The first round of bidding drew around eight offers. Penta was among them following a phone call from Bank of Scotland’s telecom team, with whom it has a close relationship through Bank of Scotland’s investment in the Penta fund. Penta rapidly established itself as a frontrunner because of its knowledge of Ambury, coupled with the fact that a number of significant trade buyers were absent from the table. Both Crown & Castle and NTL remain heavily constrained, while other US buyers Spectre Site and Pinnacle had retrenched in the light of September 11 and the tech recession. Previously, the UK had been an attractive market for US mast outsourcing firms of this nature because the North American market is consolidated, with telco operators having already sold their mast businesses to third parties.
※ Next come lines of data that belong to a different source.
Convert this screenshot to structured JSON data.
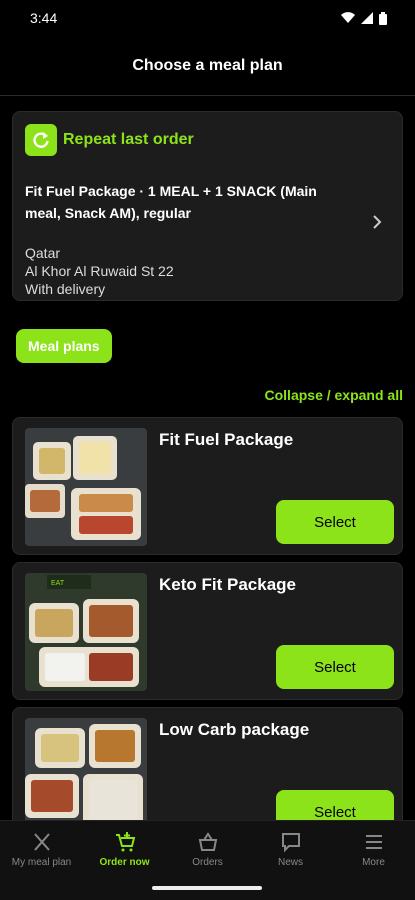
{
  "status": {
    "time": "3:44"
  },
  "header": {
    "title": "Choose a meal plan"
  },
  "repeat": {
    "label": "Repeat last order",
    "description": "Fit Fuel Package · 1 MEAL + 1 SNACK (Main meal, Snack AM), regular",
    "country": "Qatar",
    "address": "Al Khor Al Ruwaid St 22",
    "delivery": "With delivery"
  },
  "meal_plans_label": "Meal plans",
  "collapse_label": "Collapse / expand all",
  "packages": [
    {
      "name": "Fit Fuel Package",
      "select": "Select"
    },
    {
      "name": "Keto Fit Package",
      "select": "Select"
    },
    {
      "name": "Low Carb package",
      "select": "Select"
    }
  ],
  "nav": [
    {
      "label": "My meal plan",
      "icon": "fork-knife-icon"
    },
    {
      "label": "Order now",
      "icon": "cart-icon",
      "active": true
    },
    {
      "label": "Orders",
      "icon": "basket-icon"
    },
    {
      "label": "News",
      "icon": "message-icon"
    },
    {
      "label": "More",
      "icon": "menu-icon"
    }
  ],
  "colors": {
    "accent": "#8de31a",
    "card": "#1c1c1c",
    "background": "#000000"
  }
}
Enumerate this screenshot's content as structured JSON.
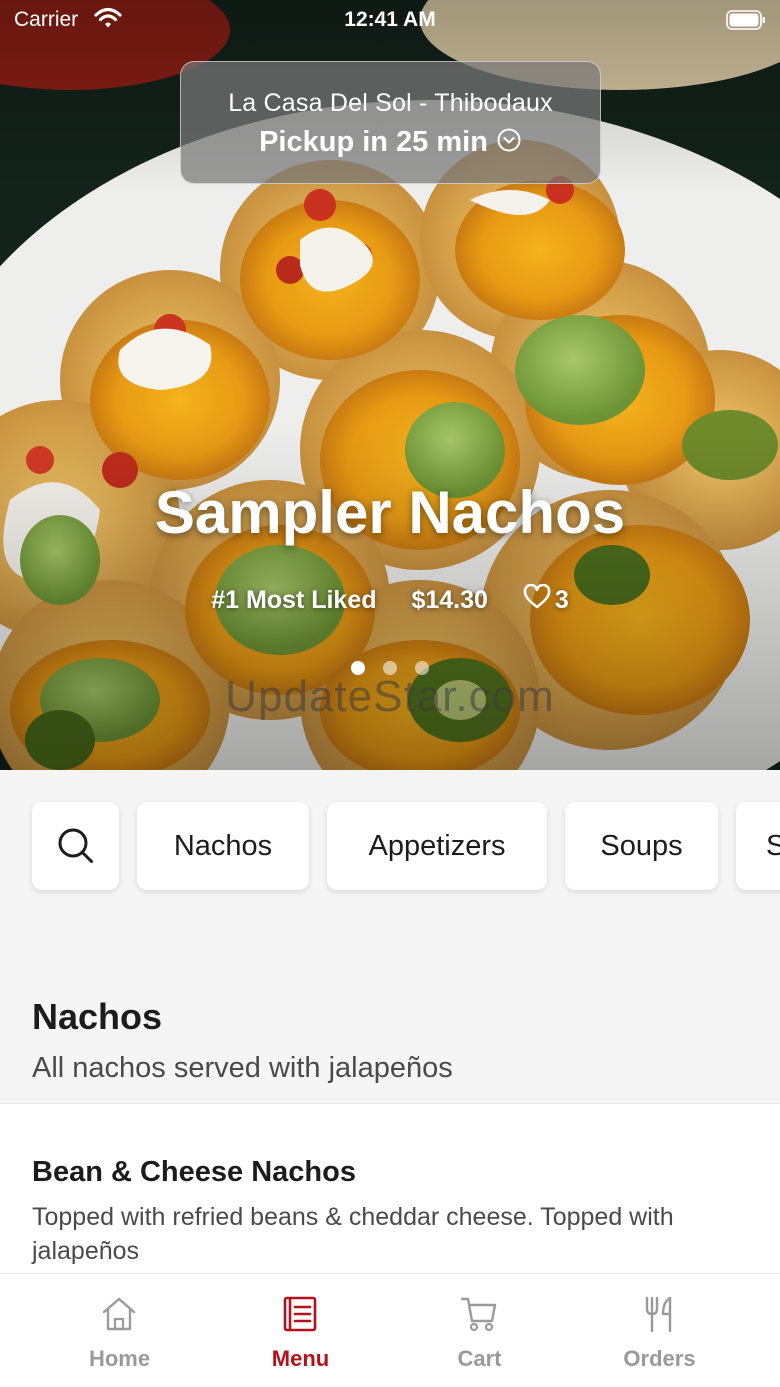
{
  "status_bar": {
    "carrier": "Carrier",
    "time": "12:41 AM",
    "wifi_icon": "wifi-icon",
    "battery_icon": "battery-icon"
  },
  "pickup": {
    "restaurant": "La Casa Del Sol - Thibodaux",
    "time_label": "Pickup in 25 min",
    "icon": "chevron-down-circle-icon"
  },
  "featured": {
    "title": "Sampler Nachos",
    "rank": "#1 Most Liked",
    "price": "$14.30",
    "likes": "3",
    "like_icon": "heart-icon",
    "carousel_pages": 3,
    "carousel_active_index": 0
  },
  "watermark": "UpdateStar.com",
  "categories": {
    "search_icon": "search-icon",
    "items": [
      "Nachos",
      "Appetizers",
      "Soups",
      "S"
    ]
  },
  "section": {
    "title": "Nachos",
    "subtitle": "All nachos served with jalapeños",
    "items": [
      {
        "name": "Bean & Cheese Nachos",
        "description": "Topped with refried beans & cheddar cheese. Topped with jalapeños"
      }
    ]
  },
  "tab_bar": {
    "active_tab": "Menu",
    "accent_color": "#b3121c",
    "inactive_color": "#9a9a9a",
    "tabs": [
      {
        "label": "Home",
        "icon": "home-icon"
      },
      {
        "label": "Menu",
        "icon": "menu-icon"
      },
      {
        "label": "Cart",
        "icon": "cart-icon"
      },
      {
        "label": "Orders",
        "icon": "fork-knife-icon"
      }
    ]
  }
}
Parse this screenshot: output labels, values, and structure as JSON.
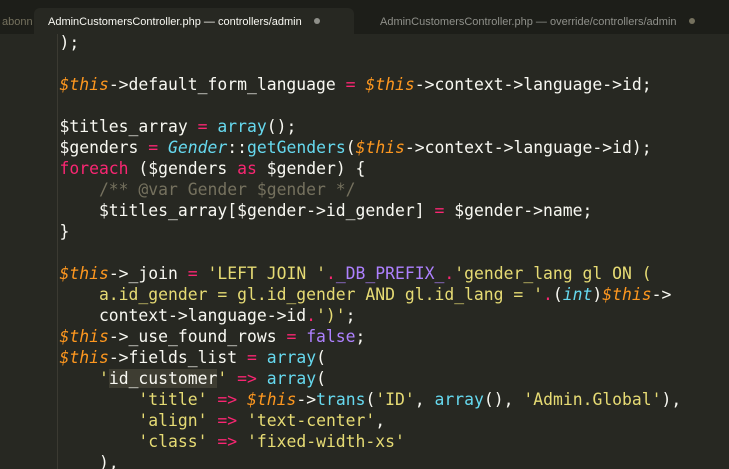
{
  "tabs": [
    {
      "label": "abonn",
      "state": "cut-off"
    },
    {
      "label": "AdminCustomersController.php — controllers/admin",
      "state": "active"
    },
    {
      "label": "AdminCustomersController.php — override/controllers/admin",
      "state": "inactive"
    }
  ],
  "code_lines": [
    [
      [
        "p",
        "    );"
      ]
    ],
    [],
    [
      [
        "var",
        "    $this"
      ],
      [
        "p",
        "->default_form_language "
      ],
      [
        "op",
        "="
      ],
      [
        "p",
        " "
      ],
      [
        "var",
        "$this"
      ],
      [
        "p",
        "->context->language->id;"
      ]
    ],
    [],
    [
      [
        "p",
        "    $titles_array "
      ],
      [
        "op",
        "="
      ],
      [
        "p",
        " "
      ],
      [
        "fn",
        "array"
      ],
      [
        "p",
        "();"
      ]
    ],
    [
      [
        "p",
        "    $genders "
      ],
      [
        "op",
        "="
      ],
      [
        "p",
        " "
      ],
      [
        "cls",
        "Gender"
      ],
      [
        "p",
        "::"
      ],
      [
        "fn",
        "getGenders"
      ],
      [
        "p",
        "("
      ],
      [
        "var",
        "$this"
      ],
      [
        "p",
        "->context->language->id);"
      ]
    ],
    [
      [
        "kw",
        "    foreach"
      ],
      [
        "p",
        " ($genders "
      ],
      [
        "kw",
        "as"
      ],
      [
        "p",
        " $gender) {"
      ]
    ],
    [
      [
        "cmt",
        "        /** @var Gender $gender */"
      ]
    ],
    [
      [
        "p",
        "        $titles_array[$gender->id_gender] "
      ],
      [
        "op",
        "="
      ],
      [
        "p",
        " $gender->name;"
      ]
    ],
    [
      [
        "p",
        "    }"
      ]
    ],
    [],
    [
      [
        "var",
        "    $this"
      ],
      [
        "p",
        "->_join "
      ],
      [
        "op",
        "="
      ],
      [
        "p",
        " "
      ],
      [
        "str",
        "'LEFT JOIN '"
      ],
      [
        "op",
        "."
      ],
      [
        "cst",
        "_DB_PREFIX_"
      ],
      [
        "op",
        "."
      ],
      [
        "str",
        "'gender_lang gl ON ("
      ]
    ],
    [
      [
        "str",
        "        a.id_gender = gl.id_gender AND gl.id_lang = '"
      ],
      [
        "op",
        "."
      ],
      [
        "p",
        "("
      ],
      [
        "typ",
        "int"
      ],
      [
        "p",
        ")"
      ],
      [
        "var",
        "$this"
      ],
      [
        "p",
        "->"
      ]
    ],
    [
      [
        "p",
        "        context->language->id"
      ],
      [
        "op",
        "."
      ],
      [
        "str",
        "')'"
      ],
      [
        "p",
        ";"
      ]
    ],
    [
      [
        "var",
        "    $this"
      ],
      [
        "p",
        "->_use_found_rows "
      ],
      [
        "op",
        "="
      ],
      [
        "p",
        " "
      ],
      [
        "cst",
        "false"
      ],
      [
        "p",
        ";"
      ]
    ],
    [
      [
        "var",
        "    $this"
      ],
      [
        "p",
        "->fields_list "
      ],
      [
        "op",
        "="
      ],
      [
        "p",
        " "
      ],
      [
        "fn",
        "array"
      ],
      [
        "p",
        "("
      ]
    ],
    [
      [
        "p",
        "        "
      ],
      [
        "str",
        "'"
      ],
      [
        "hl",
        "id_customer"
      ],
      [
        "str",
        "'"
      ],
      [
        "p",
        " "
      ],
      [
        "op",
        "=>"
      ],
      [
        "p",
        " "
      ],
      [
        "fn",
        "array"
      ],
      [
        "p",
        "("
      ]
    ],
    [
      [
        "p",
        "            "
      ],
      [
        "str",
        "'title'"
      ],
      [
        "p",
        " "
      ],
      [
        "op",
        "=>"
      ],
      [
        "p",
        " "
      ],
      [
        "var",
        "$this"
      ],
      [
        "p",
        "->"
      ],
      [
        "fn",
        "trans"
      ],
      [
        "p",
        "("
      ],
      [
        "str",
        "'ID'"
      ],
      [
        "p",
        ", "
      ],
      [
        "fn",
        "array"
      ],
      [
        "p",
        "(), "
      ],
      [
        "str",
        "'Admin.Global'"
      ],
      [
        "p",
        "),"
      ]
    ],
    [
      [
        "p",
        "            "
      ],
      [
        "str",
        "'align'"
      ],
      [
        "p",
        " "
      ],
      [
        "op",
        "=>"
      ],
      [
        "p",
        " "
      ],
      [
        "str",
        "'text-center'"
      ],
      [
        "p",
        ","
      ]
    ],
    [
      [
        "p",
        "            "
      ],
      [
        "str",
        "'class'"
      ],
      [
        "p",
        " "
      ],
      [
        "op",
        "=>"
      ],
      [
        "p",
        " "
      ],
      [
        "str",
        "'fixed-width-xs'"
      ]
    ],
    [
      [
        "p",
        "        ),"
      ]
    ]
  ]
}
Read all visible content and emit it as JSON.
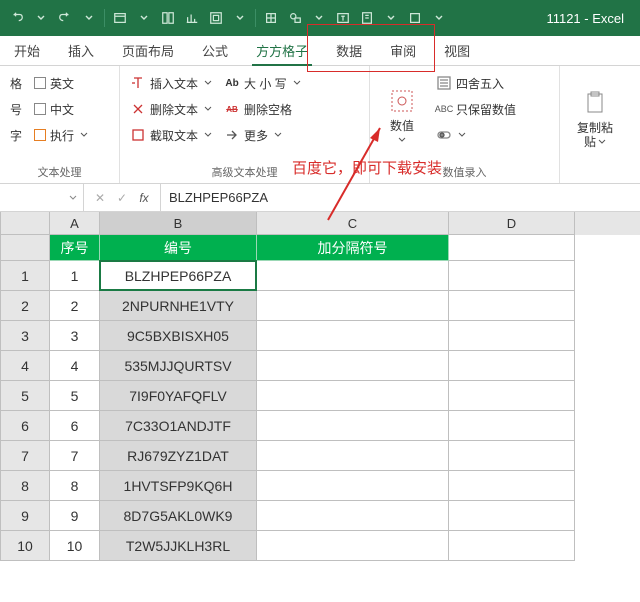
{
  "title": "11121 - Excel",
  "tabs": [
    "开始",
    "插入",
    "页面布局",
    "公式",
    "方方格子",
    "数据",
    "审阅",
    "视图"
  ],
  "active_tab": 4,
  "ribbon": {
    "g1": {
      "label": "文本处理",
      "col1": [
        {
          "l": "格"
        },
        {
          "l": "号"
        },
        {
          "l": "字"
        }
      ],
      "col2": [
        {
          "l": "英文"
        },
        {
          "l": "中文"
        },
        {
          "l": "执行"
        }
      ]
    },
    "g2": {
      "label": "高级文本处理",
      "col1": [
        {
          "l": "插入文本"
        },
        {
          "l": "删除文本"
        },
        {
          "l": "截取文本"
        }
      ],
      "col2": [
        {
          "l": "大 小 写"
        },
        {
          "l": "删除空格"
        },
        {
          "l": "更多"
        }
      ]
    },
    "g3": {
      "label": "数值录入",
      "big": "数值",
      "col": [
        {
          "l": "四舍五入"
        },
        {
          "l": "只保留数值"
        }
      ]
    },
    "g4": {
      "big1": "复制粘",
      "big2": "贴"
    }
  },
  "annotation": "百度它，即可下载安装",
  "formula_bar": {
    "value": "BLZHPEP66PZA"
  },
  "columns": [
    "A",
    "B",
    "C",
    "D"
  ],
  "header_row": {
    "a": "序号",
    "b": "编号",
    "c": "加分隔符号"
  },
  "rows": [
    {
      "n": "1",
      "b": "BLZHPEP66PZA"
    },
    {
      "n": "2",
      "b": "2NPURNHE1VTY"
    },
    {
      "n": "3",
      "b": "9C5BXBISXH05"
    },
    {
      "n": "4",
      "b": "535MJJQURTSV"
    },
    {
      "n": "5",
      "b": "7I9F0YAFQFLV"
    },
    {
      "n": "6",
      "b": "7C33O1ANDJTF"
    },
    {
      "n": "7",
      "b": "RJ679ZYZ1DAT"
    },
    {
      "n": "8",
      "b": "1HVTSFP9KQ6H"
    },
    {
      "n": "9",
      "b": "8D7G5AKL0WK9"
    },
    {
      "n": "10",
      "b": "T2W5JJKLH3RL"
    }
  ]
}
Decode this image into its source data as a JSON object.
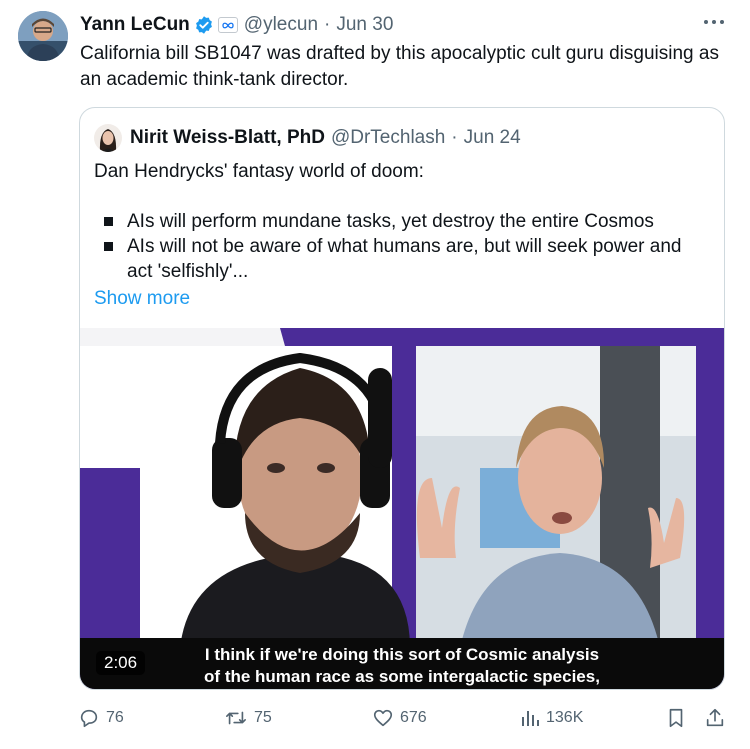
{
  "author": {
    "name": "Yann LeCun",
    "handle": "@ylecun",
    "separator": "·",
    "date": "Jun 30"
  },
  "tweet": {
    "text": "California bill SB1047 was drafted by this apocalyptic cult guru disguising as an academic think-tank director."
  },
  "quoted": {
    "name": "Nirit Weiss-Blatt, PhD",
    "handle": "@DrTechlash",
    "separator": "·",
    "date": "Jun 24",
    "intro": "Dan Hendrycks' fantasy world of doom:",
    "bullets": [
      "AIs will perform mundane tasks, yet destroy the entire Cosmos",
      "AIs will not be aware of what humans are, but will seek power and act 'selfishly'..."
    ],
    "show_more": "Show more",
    "video": {
      "duration": "2:06",
      "caption_line1": "I think if we're doing this sort of Cosmic analysis",
      "caption_line2": "of the human race as some intergalactic species,"
    }
  },
  "metrics": {
    "replies": "76",
    "reposts": "75",
    "likes": "676",
    "views": "136K"
  },
  "colors": {
    "accent": "#1d9bf0",
    "muted": "#536471",
    "video_purple": "#4b2c98",
    "text": "#0f1419"
  },
  "icons": [
    "verified-badge-icon",
    "affiliate-badge-icon",
    "more-options-icon",
    "reply-icon",
    "repost-icon",
    "like-icon",
    "views-icon",
    "bookmark-icon",
    "share-icon"
  ]
}
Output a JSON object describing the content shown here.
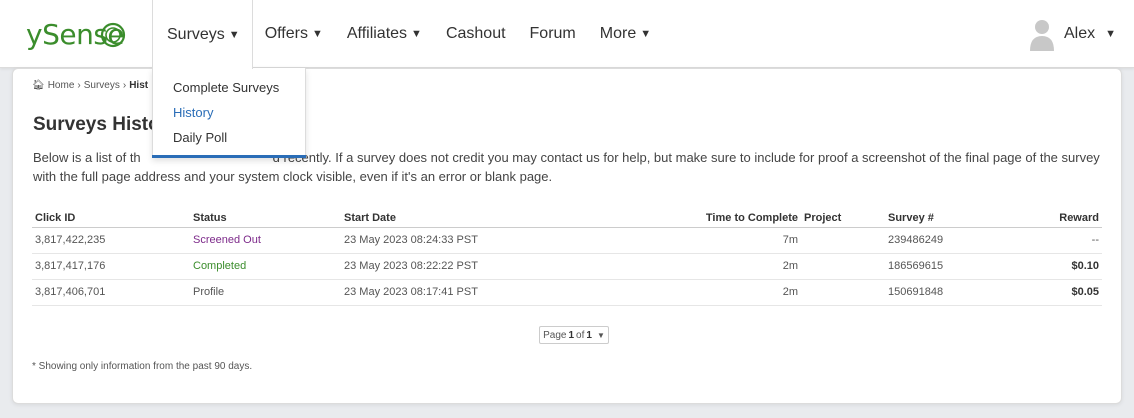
{
  "logo": {
    "text": "ySense"
  },
  "nav": {
    "surveys": "Surveys",
    "offers": "Offers",
    "affiliates": "Affiliates",
    "cashout": "Cashout",
    "forum": "Forum",
    "more": "More"
  },
  "user": {
    "name": "Alex"
  },
  "dropdown": {
    "items": [
      "Complete Surveys",
      "History",
      "Daily Poll"
    ]
  },
  "breadcrumb": {
    "home": "Home",
    "surveys": "Surveys",
    "current": "Hist"
  },
  "page": {
    "title": "Surveys Histo",
    "description_start": "Below is a list of th",
    "description_rest": "d recently. If a survey does not credit you may contact us for help, but make sure to include for proof a screenshot of the final page of the survey with the full page address and your system clock visible, even if it's an error or blank page."
  },
  "table": {
    "headers": [
      "Click ID",
      "Status",
      "Start Date",
      "Time to Complete",
      "Project",
      "Survey #",
      "Reward"
    ],
    "rows": [
      [
        "3,817,422,235",
        "Screened Out",
        "23 May 2023 08:24:33 PST",
        "7m",
        "",
        "239486249",
        "--"
      ],
      [
        "3,817,417,176",
        "Completed",
        "23 May 2023 08:22:22 PST",
        "2m",
        "",
        "186569615",
        "$0.10"
      ],
      [
        "3,817,406,701",
        "Profile",
        "23 May 2023 08:17:41 PST",
        "2m",
        "",
        "150691848",
        "$0.05"
      ]
    ]
  },
  "pager": {
    "prefix": "Page",
    "current": "1",
    "of": "of",
    "total": "1"
  },
  "footnote": "* Showing only information from the past 90 days.",
  "colors": {
    "brand": "#3b8d2c",
    "link": "#2a6db7",
    "screened": "#7d2a8a"
  }
}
Scott acknowledges this was vital: “This is not a business we could have bought six to nine months ago because it would have cost a fortune and we would have been up against some billion dollar US companies.”

Lattice maintained its interest in the business until January. The company has had towers for several years to enable its engineers to communicate and five years ago began renting out space to mobile operators.

Cellstructures gained exclusivity in February. From that moment, it completed the deal in six weeks. The deal was funded with GBP14.5 million from Bank of Scotland, GBP2 million equity from Penta, and a further GBP2 million from Clouston. In return, Clouston has a majority stake in Ambury, and Penta a substantial minority. The purchase means Cellstructures now owns the rights to the rental income from 500 sites. It also has the right to put up towers on any of their existing 7,000 sites, as well as any new ones. For this reason, Penta was keen to maintain good relationships with Anglia: “Because we are using Anglia Waters assets to get the revenues, we wanted to give them a bit of an earn-out so they help develop more sites.” Also, Cellstructures has a service agreement with Anglia Water Services, which will provide support and maintenance to the sites themselves. In essence, Cellstructures’ management will concentrate on marketing to the operators. Scott says: “It’s partly a real estate play, partly a service play and there’s a bit of telecoms involved as well. Cellstructures knows where the gaps in operators’ networks are and works with the radio planners within them.”

Cellstructures will continue to grow the portfolio and will increase site sharing, through outsourcing site roll-outs by operators, taking ownership of the mast itself and assisting operators in managing their networks efficiently. The geographic area covered by the network covers around ten per cent of the UK population and, together with the LE Group alliance, brings a strong South East focus to Cellstructures’ portfolio and operations.

Thus Scott believes Cellstructures will add to its acquisitions now that it has established a precedent with Ambury. And utilities, he believes, are the best source of deal flow. “We are able to work alongside the utility, without them setting up significant internal overhead and establishing their own relationships with telcos, to develop telecom revenue on their regulated assets. While they are all either already exploiting or thinking of exploiting their sites, they may not have the expertise or desire to do it themselves. We think we have established a model with the Ambury deal.”